DOL is currently working on an expedite policy for certain labor certifications. A draft of the policy the circulating within the department, and several more months will likely pass before said policy is released. The policy is based primarily on three suggested criteria for expedited treatment: (1) where the H-1B cap of six years is nearing; (2) where a derivative beneficiary, i.e., a child, will “age out” upon turning 21 years old; and (3) where an individual in removal or deportation proceedings would benefit from an approved labor certification and a pending I-140 immigrant visa petition.
As discussed in previous articles in this column, the labor certification process is necessary for aliens to gain lawful permanent residence through an employer-sponsor for most occupations. Before the Immigration and Naturalization Service (INS) may approve petition requests, the DOL must first certify to the INS that: (1) there are not sufficient U.S. workers, who are able, willing, qualified, and available at the time of the application for a visa and admission into the U.S. and at the place where the alien is to perform the work; and (2) the employment of the alien will not adversely affect the wages and working conditions of similarly employed U.S. workers.
The Bush Administration has also announced a proposal that will benefit labor certifications: shifting government funds between DOL programs that will expedite the processing of such applications.

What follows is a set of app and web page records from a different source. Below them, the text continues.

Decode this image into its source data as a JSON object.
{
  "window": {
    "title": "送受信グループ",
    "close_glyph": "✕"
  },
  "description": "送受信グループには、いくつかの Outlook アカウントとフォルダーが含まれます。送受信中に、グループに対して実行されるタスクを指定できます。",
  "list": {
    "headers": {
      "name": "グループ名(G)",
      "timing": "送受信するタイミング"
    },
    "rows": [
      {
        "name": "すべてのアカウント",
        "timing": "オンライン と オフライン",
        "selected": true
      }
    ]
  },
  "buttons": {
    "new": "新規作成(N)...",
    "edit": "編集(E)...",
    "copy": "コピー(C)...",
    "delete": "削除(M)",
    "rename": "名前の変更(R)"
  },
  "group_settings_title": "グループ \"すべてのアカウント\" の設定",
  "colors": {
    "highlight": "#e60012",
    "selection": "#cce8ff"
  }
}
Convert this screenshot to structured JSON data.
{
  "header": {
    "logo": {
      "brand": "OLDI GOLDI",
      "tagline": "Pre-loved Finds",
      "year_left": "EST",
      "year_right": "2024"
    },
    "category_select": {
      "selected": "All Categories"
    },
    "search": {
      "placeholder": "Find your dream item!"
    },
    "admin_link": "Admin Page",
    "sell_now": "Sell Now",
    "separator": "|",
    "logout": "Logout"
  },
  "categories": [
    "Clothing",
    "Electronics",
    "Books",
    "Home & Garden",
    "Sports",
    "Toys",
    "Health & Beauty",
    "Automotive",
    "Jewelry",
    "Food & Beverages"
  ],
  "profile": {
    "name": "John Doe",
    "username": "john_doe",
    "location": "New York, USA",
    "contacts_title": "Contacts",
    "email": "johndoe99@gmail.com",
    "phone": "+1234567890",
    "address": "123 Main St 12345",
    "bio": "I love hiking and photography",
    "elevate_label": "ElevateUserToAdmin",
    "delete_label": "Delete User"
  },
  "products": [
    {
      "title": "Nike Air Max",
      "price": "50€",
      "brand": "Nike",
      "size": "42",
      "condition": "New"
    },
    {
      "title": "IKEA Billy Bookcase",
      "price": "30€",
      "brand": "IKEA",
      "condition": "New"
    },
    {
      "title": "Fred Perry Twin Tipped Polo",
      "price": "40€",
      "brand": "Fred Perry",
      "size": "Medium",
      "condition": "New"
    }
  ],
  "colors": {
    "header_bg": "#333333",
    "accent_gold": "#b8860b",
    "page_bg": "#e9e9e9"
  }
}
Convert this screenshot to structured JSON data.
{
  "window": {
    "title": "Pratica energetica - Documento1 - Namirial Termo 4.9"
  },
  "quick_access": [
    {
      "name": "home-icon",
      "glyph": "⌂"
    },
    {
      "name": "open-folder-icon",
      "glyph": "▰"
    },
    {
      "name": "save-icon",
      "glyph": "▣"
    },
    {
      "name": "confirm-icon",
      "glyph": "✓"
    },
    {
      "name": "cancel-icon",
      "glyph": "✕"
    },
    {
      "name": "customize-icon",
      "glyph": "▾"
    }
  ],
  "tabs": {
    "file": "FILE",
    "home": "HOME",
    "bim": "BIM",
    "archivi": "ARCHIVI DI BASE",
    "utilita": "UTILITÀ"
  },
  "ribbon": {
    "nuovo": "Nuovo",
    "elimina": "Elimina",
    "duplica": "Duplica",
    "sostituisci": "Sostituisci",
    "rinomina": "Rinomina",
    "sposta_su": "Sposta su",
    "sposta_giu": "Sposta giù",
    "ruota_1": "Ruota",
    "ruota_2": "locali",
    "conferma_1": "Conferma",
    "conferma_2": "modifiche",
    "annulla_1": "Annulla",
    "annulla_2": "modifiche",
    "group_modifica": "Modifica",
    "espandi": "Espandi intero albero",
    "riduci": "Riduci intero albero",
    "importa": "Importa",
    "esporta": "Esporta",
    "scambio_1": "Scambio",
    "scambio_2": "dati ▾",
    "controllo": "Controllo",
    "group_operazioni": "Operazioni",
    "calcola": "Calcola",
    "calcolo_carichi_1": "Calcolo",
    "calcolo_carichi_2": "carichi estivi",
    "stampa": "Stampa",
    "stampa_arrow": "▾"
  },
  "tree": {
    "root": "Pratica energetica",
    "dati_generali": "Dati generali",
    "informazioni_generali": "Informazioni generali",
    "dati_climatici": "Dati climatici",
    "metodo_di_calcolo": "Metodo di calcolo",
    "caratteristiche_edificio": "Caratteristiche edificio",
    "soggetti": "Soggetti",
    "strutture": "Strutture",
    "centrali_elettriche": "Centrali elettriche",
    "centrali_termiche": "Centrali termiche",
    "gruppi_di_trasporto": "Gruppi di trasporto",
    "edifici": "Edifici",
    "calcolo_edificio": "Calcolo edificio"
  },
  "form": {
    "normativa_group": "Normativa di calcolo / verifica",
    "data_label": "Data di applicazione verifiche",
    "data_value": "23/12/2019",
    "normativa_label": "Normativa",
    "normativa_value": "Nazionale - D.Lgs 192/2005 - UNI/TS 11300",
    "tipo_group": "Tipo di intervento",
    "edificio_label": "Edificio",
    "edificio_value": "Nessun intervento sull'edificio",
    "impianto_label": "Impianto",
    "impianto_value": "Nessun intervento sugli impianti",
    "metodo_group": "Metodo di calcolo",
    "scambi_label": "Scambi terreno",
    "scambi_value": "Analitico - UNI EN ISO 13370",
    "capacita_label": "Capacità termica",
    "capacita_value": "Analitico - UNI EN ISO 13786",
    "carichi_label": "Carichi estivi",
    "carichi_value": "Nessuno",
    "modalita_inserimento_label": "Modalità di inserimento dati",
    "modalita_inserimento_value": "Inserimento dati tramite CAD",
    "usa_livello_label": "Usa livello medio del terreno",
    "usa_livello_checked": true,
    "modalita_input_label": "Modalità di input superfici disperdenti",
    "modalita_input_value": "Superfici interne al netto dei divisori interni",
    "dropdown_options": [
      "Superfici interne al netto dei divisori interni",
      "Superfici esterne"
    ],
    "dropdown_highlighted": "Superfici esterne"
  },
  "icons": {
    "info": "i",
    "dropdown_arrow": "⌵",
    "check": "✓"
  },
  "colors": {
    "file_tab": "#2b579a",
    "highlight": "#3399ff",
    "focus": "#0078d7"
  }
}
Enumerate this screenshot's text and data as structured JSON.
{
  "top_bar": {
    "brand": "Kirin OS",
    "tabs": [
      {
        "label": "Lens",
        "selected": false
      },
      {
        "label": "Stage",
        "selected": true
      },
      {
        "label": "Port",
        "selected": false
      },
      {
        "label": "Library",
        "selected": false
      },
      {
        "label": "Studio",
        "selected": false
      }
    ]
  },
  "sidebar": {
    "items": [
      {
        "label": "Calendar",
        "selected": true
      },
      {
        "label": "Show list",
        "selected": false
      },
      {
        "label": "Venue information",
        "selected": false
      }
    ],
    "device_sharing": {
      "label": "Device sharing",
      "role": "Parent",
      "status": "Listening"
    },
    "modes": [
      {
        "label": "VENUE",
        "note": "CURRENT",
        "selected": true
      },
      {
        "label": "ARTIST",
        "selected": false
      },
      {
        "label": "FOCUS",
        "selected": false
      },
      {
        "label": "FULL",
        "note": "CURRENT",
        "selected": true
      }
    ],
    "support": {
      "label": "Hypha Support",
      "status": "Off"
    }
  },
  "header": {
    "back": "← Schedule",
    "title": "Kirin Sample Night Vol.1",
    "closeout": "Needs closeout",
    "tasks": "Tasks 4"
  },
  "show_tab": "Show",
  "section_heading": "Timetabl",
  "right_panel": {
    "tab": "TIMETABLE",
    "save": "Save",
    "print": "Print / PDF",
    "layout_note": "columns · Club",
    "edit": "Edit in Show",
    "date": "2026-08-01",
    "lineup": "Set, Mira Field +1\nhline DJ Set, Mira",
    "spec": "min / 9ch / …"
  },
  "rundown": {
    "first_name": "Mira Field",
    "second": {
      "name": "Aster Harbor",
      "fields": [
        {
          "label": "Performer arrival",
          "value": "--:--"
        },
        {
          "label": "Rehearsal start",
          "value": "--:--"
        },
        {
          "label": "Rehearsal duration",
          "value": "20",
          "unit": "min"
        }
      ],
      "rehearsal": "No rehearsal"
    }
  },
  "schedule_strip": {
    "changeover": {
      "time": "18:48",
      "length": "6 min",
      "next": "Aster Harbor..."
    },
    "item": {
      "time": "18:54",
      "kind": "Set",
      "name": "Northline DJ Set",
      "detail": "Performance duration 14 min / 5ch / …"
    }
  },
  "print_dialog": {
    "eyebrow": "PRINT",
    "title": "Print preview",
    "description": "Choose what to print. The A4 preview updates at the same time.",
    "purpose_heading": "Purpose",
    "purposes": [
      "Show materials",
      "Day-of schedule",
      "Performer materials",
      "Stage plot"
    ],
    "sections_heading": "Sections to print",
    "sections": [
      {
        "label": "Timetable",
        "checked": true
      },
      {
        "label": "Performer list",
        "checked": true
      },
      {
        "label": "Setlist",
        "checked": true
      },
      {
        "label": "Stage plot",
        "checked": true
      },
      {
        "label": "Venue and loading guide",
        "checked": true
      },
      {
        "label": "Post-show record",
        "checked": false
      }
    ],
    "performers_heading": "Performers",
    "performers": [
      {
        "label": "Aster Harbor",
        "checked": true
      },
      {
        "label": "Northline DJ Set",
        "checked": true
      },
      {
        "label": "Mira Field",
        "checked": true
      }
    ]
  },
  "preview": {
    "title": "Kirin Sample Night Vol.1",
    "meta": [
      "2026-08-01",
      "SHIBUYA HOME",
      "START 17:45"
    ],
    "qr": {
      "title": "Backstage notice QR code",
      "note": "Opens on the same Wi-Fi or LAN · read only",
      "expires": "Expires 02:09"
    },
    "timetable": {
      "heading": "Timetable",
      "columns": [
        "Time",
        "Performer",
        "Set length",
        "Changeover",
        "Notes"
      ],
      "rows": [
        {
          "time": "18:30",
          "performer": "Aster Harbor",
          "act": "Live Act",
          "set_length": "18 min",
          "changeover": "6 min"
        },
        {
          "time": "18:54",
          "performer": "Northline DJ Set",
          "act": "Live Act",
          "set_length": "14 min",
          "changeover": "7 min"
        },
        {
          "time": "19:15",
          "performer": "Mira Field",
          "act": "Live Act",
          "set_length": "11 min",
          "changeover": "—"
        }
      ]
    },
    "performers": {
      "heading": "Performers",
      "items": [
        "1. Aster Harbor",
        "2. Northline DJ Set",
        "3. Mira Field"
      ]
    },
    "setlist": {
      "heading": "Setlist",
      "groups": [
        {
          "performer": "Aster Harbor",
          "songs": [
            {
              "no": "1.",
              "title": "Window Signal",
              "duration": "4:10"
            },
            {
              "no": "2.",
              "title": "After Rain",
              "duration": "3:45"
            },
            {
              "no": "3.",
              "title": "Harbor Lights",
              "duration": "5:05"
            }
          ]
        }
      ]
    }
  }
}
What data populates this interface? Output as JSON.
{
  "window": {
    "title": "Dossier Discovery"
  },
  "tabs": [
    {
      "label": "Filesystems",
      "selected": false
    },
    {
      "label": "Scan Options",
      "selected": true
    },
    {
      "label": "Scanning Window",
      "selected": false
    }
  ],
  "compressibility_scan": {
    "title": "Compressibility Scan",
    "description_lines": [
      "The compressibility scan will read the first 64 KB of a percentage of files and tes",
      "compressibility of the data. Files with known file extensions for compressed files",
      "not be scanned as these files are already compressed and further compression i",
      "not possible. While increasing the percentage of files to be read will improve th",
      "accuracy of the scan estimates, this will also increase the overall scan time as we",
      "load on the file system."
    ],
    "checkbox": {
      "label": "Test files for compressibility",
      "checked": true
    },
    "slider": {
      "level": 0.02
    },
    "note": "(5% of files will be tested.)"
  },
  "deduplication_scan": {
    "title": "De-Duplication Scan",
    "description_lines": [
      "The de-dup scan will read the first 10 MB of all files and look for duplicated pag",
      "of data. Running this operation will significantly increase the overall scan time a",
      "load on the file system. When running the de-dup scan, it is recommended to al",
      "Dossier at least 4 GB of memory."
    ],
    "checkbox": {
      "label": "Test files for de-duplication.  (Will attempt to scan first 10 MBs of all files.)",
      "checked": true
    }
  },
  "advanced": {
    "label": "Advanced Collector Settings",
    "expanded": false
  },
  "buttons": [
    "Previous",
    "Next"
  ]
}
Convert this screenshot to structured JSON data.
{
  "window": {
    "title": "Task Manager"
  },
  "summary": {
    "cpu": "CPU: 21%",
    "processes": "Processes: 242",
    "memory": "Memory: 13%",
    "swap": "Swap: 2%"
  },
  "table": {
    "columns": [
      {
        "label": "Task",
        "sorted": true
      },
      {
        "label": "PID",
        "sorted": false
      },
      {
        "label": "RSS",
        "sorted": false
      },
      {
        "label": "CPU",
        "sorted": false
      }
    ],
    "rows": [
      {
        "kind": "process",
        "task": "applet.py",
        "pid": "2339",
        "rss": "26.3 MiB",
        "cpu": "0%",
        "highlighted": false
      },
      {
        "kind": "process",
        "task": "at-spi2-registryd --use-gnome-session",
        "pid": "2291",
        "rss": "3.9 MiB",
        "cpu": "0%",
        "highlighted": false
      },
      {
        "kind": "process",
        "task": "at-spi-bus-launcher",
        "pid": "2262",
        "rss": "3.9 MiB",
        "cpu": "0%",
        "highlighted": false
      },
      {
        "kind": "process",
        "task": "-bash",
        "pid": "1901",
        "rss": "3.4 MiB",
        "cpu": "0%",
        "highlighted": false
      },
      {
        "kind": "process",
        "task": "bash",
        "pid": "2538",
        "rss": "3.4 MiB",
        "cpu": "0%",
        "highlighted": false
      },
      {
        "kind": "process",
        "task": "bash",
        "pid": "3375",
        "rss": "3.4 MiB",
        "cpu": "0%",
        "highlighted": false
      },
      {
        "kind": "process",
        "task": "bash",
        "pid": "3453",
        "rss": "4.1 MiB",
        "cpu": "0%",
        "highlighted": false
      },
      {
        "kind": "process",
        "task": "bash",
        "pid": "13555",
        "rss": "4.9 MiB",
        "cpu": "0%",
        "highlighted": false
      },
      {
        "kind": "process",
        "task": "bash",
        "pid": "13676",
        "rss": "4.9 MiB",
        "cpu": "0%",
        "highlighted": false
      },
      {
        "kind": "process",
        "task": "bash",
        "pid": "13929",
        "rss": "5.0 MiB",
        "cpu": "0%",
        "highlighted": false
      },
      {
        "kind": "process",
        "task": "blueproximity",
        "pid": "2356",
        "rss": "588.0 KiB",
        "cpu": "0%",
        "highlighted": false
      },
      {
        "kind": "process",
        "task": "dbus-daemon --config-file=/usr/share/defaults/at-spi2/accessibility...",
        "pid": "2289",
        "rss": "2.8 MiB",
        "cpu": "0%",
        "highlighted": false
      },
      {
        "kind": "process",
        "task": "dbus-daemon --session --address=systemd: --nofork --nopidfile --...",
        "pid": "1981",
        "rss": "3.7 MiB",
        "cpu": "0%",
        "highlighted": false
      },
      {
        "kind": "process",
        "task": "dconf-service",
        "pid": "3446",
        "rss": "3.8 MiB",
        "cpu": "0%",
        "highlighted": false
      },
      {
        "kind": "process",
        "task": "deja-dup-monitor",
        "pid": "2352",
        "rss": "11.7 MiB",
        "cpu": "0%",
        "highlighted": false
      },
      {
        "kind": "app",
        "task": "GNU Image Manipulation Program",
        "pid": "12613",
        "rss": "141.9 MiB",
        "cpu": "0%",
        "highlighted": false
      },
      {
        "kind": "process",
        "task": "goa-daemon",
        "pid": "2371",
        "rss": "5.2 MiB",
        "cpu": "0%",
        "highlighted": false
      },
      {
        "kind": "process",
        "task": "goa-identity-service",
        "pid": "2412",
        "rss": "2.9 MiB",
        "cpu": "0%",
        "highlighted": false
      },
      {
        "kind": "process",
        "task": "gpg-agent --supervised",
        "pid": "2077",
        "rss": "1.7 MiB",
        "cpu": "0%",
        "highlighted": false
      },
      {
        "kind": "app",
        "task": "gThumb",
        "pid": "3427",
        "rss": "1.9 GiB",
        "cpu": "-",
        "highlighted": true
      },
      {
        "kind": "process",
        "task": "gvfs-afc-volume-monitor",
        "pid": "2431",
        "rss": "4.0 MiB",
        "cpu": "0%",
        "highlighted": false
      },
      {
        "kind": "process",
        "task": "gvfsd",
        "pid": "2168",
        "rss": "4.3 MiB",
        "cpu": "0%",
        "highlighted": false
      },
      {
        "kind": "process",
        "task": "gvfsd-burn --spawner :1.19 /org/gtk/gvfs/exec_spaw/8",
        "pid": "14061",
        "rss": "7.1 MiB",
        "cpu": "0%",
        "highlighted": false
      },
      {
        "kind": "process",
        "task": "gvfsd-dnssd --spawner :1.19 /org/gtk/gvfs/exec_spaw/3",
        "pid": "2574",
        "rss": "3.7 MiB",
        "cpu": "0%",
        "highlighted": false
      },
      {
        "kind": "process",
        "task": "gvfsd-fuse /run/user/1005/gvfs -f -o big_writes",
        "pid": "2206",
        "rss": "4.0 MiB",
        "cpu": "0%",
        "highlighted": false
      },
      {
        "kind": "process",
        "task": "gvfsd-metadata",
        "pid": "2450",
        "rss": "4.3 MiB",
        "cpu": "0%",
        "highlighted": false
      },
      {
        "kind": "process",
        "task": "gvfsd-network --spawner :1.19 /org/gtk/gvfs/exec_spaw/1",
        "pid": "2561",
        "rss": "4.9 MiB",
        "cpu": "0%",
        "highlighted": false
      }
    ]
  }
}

Specifically, the White House wants to cut funds from the H-1B Technical Skills Training Grants program, a technology training program for U.S. workers, and shift the monies within the DOL to the alien labor certification division to speed up the processing of a backlog of cases.
The grant program intended to prepare U.S. citizens for a high-tech jobs to reduce demand for foreign workers who enter the U.S. on H-1B visas. Congress created the program in 1998 as a compromise for raising the cap on the number of H-1B visas that companies use to bring skilled foreign workers to work in the U.S. for up to six (6) years. But the national budget sent to Congress in February labeled the grants program as “ineffective,” because it allegedly only teaches low-level computer skills that do not equip U.S. workers with the skills that highly educated foreign workers on H-1B visas possess. Recognizing that a backlog in labor certification applications will not be reduced under current budgetary and staff constraints, the White House hope the re-distribution of funding will alleviate the backlog.
In light of the layoffs throughout the high tech industry as well as other employment sectors, the DOL recently released a memorandum regarding the evaluation of requests for “Reduction in Recruitment” (“RIR”) labor certifications. As discussed in previous articles in this column, labor certifications are permitted to be treated under the expedited RIR process where certain criteria concerning the position are met.
The memorandum details procedures for certifying officers (“CO’s”) to follow where available information indicates that there may have been layoffs in the occupation by the employer or layoffs in the occupation in the area of intended employment. Specifically, the CO’s are to evaluate the adequacy of the recruitment conducted by the employer, and determine the availability of U.S. workers for the occupation involved in the employer’s application. Depending on the findings, these applications will either undergo additional recruitment, or will be denied and returned to the related state agency for further processing.
Consulting a knowledgeable and experienced immigration attorney is critical to ensuring a successful application for labor certification.